The Irish prime minister says Brexit is fraying relations between Ireland and Britain.
Taoiseach Leo Varadkar said it had also "undermined" the Good Friday Agreement (GFA).
The Good Friday Agreement was signed in 1998 after intense negotiations between the UK government, the Irish government and Northern Ireland political parties.
The UK government says "nothing we agree with the EU will risk a return to a hard border".
The Irish border is one of the biggest sticking points in the Brexit negotiations.
"Anything that pulls the communities apart in Northern Ireland undermines the Good Friday Agreement, and anything that pulls Britain and Ireland apart undermines that relationship," said Mr Varadkar on RTE's Marian Finucane programme.
Earlier, the chair of the Republic of Ireland's Senate Brexit Committee said a return to a hard border threatened the peace process.
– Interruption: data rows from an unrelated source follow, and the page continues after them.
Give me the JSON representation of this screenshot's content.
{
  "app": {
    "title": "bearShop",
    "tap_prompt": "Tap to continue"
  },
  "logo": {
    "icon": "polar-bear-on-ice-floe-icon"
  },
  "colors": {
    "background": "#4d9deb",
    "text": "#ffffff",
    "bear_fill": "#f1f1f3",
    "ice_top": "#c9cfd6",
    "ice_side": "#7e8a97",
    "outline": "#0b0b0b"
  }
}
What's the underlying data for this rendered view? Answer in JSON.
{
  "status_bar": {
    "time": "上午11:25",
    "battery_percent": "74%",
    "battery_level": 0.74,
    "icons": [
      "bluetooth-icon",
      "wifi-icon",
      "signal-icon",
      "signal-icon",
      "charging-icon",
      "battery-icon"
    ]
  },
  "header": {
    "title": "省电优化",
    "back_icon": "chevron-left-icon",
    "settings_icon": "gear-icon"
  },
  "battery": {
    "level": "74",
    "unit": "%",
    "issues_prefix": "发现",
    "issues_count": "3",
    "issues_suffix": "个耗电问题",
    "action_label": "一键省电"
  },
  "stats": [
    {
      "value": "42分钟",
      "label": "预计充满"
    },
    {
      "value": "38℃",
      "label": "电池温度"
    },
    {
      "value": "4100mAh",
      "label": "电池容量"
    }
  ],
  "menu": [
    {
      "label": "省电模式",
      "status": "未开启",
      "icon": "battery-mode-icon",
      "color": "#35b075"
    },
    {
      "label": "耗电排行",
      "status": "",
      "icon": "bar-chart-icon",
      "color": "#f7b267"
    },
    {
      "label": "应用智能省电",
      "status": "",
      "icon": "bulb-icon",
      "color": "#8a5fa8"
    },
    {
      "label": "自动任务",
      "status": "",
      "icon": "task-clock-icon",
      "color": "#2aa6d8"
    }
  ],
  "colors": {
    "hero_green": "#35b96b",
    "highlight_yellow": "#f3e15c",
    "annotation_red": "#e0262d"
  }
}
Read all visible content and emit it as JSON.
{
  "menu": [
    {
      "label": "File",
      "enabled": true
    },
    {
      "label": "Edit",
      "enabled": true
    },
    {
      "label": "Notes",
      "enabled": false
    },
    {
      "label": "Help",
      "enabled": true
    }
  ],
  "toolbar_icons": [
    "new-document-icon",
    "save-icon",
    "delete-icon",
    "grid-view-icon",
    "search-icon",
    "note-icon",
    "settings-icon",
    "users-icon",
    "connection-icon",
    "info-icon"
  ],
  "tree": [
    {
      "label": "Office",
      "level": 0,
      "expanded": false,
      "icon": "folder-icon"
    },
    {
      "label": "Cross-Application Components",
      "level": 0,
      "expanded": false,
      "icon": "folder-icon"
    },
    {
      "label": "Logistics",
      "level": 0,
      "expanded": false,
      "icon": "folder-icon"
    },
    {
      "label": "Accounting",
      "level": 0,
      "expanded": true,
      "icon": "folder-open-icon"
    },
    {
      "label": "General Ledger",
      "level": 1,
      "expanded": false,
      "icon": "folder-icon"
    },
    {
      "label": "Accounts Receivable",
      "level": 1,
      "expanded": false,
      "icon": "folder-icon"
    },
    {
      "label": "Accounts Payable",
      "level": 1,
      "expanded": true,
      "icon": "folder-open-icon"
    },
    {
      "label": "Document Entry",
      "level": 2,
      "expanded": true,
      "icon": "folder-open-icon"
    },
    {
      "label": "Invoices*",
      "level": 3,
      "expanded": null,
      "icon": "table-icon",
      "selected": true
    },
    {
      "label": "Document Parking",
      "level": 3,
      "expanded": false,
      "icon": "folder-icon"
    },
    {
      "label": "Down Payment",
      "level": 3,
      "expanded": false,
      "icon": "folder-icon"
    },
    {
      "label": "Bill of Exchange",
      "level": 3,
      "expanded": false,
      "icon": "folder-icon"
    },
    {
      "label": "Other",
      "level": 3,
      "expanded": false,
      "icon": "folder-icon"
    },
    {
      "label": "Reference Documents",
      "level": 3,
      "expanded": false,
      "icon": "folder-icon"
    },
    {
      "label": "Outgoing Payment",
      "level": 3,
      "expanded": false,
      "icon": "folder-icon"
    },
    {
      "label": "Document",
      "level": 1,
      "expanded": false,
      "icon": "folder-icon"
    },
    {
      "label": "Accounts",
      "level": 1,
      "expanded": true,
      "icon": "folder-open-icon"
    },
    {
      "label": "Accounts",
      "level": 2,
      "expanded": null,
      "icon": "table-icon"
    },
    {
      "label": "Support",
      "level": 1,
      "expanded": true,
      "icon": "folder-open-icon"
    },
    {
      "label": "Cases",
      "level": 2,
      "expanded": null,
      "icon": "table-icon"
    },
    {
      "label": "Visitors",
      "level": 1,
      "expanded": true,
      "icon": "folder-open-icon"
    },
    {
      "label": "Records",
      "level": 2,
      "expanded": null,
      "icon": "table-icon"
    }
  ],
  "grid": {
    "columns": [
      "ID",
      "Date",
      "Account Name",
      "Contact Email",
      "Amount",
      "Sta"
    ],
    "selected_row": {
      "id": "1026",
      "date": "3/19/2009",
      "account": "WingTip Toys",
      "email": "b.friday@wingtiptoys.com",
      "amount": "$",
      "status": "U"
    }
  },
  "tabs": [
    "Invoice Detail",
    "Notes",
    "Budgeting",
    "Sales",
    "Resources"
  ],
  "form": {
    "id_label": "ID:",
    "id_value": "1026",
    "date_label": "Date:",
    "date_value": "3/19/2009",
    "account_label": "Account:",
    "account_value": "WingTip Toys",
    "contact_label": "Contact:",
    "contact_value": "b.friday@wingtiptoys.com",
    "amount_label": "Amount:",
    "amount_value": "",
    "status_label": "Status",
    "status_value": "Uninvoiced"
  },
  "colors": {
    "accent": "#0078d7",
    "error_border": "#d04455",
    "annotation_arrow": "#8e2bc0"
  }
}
Senator Neale Richmond told pro-Brexit Conservative MP Owen Paterson on BBC Radio 4's Today programme that plans for solving the border dispute using "existing practical systems" was "completely unfeasible".
Brexit talks have reached an impasse over the EU's "backstop" plan, which would see Northern Ireland effectively remaining in the customs union and single market unless alternative arrangements were found to prevent a hard border.
The taoiseach's comments came two days after Nobel peace prize winner and Conservative Lord Trimble accused Mr Varadkar's government of "riding roughshod" over the GFA.
Lord Trimble, who helped draw up the landmark agreement, said the Brexit process could result in Northern Ireland ending up as part of an "effective EU protectorate".
Mr Paterson, a former Northern Ireland secretary, reiterated that claim, saying that any backstop which involved the whole UK staying in a customs union would be a "total betrayal" of millions of Leave voters and the 85% of voters at the last general election who backed Tory and Labour manifestos which committed to leaving.
The Irish prime minister said Ireland was entering into a potentially difficult period, even if an agreement was struck.
The UK government said any deal would not " threaten the arrangements under the Belfast Good Friday Agreement, and we continue to work very closely with the Irish Government on this".
"We are also working together to ensure the unique bilateral ties between our countries remain strong into the future," a spokesperson added.
Mr Varadkar also said he had a good relationship with Arlene Foster, leader of the Democratic Unionist Party (DUP).
The DUP and Sinn Féin need to come to an agreement to reinstate the Stormont Assembly, he said.
Northern Ireland has been without an executive since January 2017, when the power-sharing parties - the DUP and Sinn Féin - split in a bitter row.
If there was some clarity on Brexit in the next couple of weeks or months, there would be an opportunity to get the executive up and running again, Mr Varadkar added.
How do you solve a problem like the Irish border?
The UK and the EU both want to avoid a "hard border" between Northern Ireland and the Republic of Ireland, which may include physical checks or infrastructure, but cannot agree how.
A key part of the negotiation is the controversial border "backstop".
The backstop is a position of last resort, to protect an open border on the island of Ireland in the event that the UK leaves the EU without securing an all-encompassing deal.
What do 'checks in the Irish Sea' mean?
In a backstop situation, there could in theory be two types of Irish Sea checks:
- Customs - to make sure the right EU tariffs have been paid
- Regulatory - to make sure goods meet EU safety and quality standards
The government has been adamant it would never accept Irish Sea customs checks.
But it has also been careful not to completely close down the prospect of regulatory checks.